  3. I agree 100%. Your's is probably the best article on the subject that I've ever read. I too wear a helmet but like you, I'm certain that the helmet law will bring on another and another law until bikes are prohibited from road use. They are inching that way now.

    1. Thanks Guys. I expect there will be people who disagree -- but it could get very difficult to ride a bike if some people get their way.

  4. There are car safety belt laws, requirements to wear a PFD while boating, and there are motorcycle helmet laws. Those were put in place because of data showing those laws could reduce a very large number of fatalities and injuries.

    The data from the NHTSA does not indicate bicycle fatalities are a huge problem. Sure, in 2012 there were over 700 bicycle fatalities, and I grieve for the families of all those victims. However, the NHTSA data indicates only 63% of those cyclists were sober. So instead of helmet laws to reduce fatalities, it might be better to enforce drunk cycling laws instead. If we did away with all the drunk cyclists, we could reduce the 2% of all traffic fatalities by 40% !!!

    A research paper from the American Journal of Epidemiology indicates if cyclists should wear helmets, pedestrians should too because the risk factor is the same or higher per person-trip in many categories.

    What data is being presented to justify the need for a bicycle helmet law ? To me it appears to be a solution looking for a problem. There are probably a lot more broken collarbones from bike crashes, why not some sort of protective wear for that more common cycling-related injury ?

    FWIW, when I raced in the 1970's and 1980's, I wore a snazzy patent leather helmet. Now I use a Bell hardshell helmet when commuting to work and back.I can't say I have always ridden with a helmet, however I have broken my collarbone while cycling.

    I have had one racing teammate killed by a pickup truck that ran a stop sign. It was an intersection of a gravel road and paved county highway, not a urban location. He was wearing a helmet at the time. Another friend was killed during a bicycle tour of Europe ( the same year - 1988 ). He was hit by a drunk driver while walking back to the hotel from dinner.

  5. Even I am in favour that helmets should be made compulsory. In certain countries like Australia, they are. They only increase safety factor when you are on road. My cousin woks with a DUI lawyer and often tells me how helmets save life of many cyclists when they are hit by drunk drivers.

    1. Australia has seen a remarkable decrease in bicycling since their compulsory helmet law went into effect. As far as DUI lawyers go, I'm not sure they have (or anyone else, for that matter) the ability to say with certainty that someone would have lived or died because of a 6 oz foam hat. Wear your helmet, but don't ever over estimate what it can do for you.
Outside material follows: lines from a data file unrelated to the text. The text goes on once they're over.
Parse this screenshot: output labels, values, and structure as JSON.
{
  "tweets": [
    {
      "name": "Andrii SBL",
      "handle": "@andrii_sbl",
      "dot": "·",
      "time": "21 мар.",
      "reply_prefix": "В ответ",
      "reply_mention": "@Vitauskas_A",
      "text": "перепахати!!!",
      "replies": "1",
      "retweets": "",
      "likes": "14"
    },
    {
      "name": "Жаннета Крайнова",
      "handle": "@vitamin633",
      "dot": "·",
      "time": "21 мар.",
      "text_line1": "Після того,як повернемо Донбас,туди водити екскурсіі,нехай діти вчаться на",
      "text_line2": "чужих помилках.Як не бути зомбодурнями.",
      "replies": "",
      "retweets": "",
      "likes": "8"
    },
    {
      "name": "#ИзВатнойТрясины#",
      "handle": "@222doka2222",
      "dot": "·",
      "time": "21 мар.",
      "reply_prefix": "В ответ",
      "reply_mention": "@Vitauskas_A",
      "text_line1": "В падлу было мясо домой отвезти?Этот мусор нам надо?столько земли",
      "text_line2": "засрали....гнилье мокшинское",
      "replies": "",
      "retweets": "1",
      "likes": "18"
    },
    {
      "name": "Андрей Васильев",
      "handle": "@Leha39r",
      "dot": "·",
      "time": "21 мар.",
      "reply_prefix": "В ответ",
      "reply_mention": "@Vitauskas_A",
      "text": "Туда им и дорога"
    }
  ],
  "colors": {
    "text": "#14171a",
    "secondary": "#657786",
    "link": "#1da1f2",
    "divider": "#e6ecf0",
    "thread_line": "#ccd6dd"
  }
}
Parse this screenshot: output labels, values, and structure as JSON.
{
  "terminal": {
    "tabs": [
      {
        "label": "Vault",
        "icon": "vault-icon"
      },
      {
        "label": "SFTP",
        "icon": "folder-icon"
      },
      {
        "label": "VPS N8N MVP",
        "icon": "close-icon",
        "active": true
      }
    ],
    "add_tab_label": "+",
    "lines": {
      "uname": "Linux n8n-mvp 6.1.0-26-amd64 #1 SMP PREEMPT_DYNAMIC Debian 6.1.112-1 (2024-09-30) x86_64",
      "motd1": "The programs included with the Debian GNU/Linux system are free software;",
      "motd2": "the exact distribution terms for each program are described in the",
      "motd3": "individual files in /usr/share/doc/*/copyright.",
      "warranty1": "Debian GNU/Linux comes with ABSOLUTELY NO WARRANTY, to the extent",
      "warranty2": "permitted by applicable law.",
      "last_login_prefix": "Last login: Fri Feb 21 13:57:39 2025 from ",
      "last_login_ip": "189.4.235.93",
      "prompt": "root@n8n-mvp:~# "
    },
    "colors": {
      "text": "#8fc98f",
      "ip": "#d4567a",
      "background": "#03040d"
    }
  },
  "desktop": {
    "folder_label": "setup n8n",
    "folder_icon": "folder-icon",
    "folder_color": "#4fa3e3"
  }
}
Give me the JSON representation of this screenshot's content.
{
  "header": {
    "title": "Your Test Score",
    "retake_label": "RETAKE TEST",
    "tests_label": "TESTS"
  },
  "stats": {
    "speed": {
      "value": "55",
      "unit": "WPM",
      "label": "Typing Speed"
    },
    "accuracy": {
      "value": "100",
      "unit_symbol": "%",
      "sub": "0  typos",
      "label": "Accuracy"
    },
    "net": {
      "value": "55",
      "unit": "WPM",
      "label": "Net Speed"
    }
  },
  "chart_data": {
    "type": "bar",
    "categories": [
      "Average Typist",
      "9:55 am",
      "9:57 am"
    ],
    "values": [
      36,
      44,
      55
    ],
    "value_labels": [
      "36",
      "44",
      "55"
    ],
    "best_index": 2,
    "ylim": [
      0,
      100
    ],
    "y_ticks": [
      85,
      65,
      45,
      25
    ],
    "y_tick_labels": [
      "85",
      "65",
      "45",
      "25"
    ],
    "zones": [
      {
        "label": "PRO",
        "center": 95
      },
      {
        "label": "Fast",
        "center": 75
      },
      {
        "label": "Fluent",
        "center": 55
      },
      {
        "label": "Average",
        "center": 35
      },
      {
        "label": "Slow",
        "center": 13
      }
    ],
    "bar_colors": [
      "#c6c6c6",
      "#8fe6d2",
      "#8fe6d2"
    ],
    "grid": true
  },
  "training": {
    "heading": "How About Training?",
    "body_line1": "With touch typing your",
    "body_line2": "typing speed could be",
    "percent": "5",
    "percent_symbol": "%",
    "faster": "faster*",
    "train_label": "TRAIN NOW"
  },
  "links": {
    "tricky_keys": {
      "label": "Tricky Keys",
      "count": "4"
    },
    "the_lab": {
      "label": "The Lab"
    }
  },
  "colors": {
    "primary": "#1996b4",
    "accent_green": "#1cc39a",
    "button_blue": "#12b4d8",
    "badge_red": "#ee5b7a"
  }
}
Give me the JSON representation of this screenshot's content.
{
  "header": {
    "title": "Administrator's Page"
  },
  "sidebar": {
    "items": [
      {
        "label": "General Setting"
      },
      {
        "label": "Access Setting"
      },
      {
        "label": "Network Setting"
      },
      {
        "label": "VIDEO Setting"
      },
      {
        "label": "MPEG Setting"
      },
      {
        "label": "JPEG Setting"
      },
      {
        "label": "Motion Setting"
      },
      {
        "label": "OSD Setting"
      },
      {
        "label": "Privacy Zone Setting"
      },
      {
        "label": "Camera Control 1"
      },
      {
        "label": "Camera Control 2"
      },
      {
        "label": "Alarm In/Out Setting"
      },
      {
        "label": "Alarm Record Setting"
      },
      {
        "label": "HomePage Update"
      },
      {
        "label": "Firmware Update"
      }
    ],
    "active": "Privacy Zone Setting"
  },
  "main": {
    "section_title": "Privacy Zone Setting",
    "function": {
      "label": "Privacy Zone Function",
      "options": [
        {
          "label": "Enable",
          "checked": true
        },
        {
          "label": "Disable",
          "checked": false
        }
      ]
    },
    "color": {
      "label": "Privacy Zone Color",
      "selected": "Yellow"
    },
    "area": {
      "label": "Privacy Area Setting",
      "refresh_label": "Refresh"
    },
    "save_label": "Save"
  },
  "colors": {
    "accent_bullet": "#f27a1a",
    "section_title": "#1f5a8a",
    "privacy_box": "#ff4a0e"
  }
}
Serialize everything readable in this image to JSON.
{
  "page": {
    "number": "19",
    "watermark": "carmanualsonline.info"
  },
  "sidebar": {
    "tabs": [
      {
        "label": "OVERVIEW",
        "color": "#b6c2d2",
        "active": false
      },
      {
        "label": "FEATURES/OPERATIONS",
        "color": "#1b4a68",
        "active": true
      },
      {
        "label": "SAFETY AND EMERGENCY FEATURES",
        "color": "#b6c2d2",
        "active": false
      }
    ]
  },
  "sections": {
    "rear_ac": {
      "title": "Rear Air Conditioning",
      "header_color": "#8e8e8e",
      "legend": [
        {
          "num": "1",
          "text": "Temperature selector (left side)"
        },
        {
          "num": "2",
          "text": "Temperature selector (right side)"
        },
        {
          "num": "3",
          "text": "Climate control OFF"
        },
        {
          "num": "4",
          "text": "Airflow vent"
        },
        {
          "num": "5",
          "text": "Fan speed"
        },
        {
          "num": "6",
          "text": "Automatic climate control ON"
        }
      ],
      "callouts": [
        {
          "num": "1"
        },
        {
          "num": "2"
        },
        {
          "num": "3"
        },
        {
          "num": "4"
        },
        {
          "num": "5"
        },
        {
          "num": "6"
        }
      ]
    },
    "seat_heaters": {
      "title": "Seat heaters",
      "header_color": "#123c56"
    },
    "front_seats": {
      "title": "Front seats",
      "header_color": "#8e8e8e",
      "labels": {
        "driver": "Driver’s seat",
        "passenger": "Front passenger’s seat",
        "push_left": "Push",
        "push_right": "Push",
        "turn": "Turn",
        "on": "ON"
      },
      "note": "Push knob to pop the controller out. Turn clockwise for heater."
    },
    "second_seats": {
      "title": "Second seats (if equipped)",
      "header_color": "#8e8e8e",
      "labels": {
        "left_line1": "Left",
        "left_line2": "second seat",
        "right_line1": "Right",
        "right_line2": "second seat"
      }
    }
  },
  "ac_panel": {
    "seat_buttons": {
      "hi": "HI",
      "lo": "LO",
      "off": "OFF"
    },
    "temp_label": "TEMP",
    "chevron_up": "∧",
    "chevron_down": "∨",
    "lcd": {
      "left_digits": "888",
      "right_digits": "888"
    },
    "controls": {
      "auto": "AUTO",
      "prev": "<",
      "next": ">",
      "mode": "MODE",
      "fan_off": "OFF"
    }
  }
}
    2. Yes, Beware.
      Australia and New Zealand have had mandatory bike helmet laws since 1991.
      Talk about unintended consequences in the big picture of health in society as a whole.
      Only now is there the very beginning of a fight back against them.

    3. New reader of this fascinating and well-written blog. And I agree entirely with this anti-helmet law opinion. I wear a helmet on most rides, and was thankful to have been wearing it when I had a bad crash (rendering me unconscious for several minutes) earlier this year. But I don't want bureaucrats dictating to me how to manage my personal safety. Nor do I want cyclists to be legislatively made responsible for insulating ourselves against the dangers posed by the careless actions of others, when in fact we alone cannot assure that.
      -Rob, in VA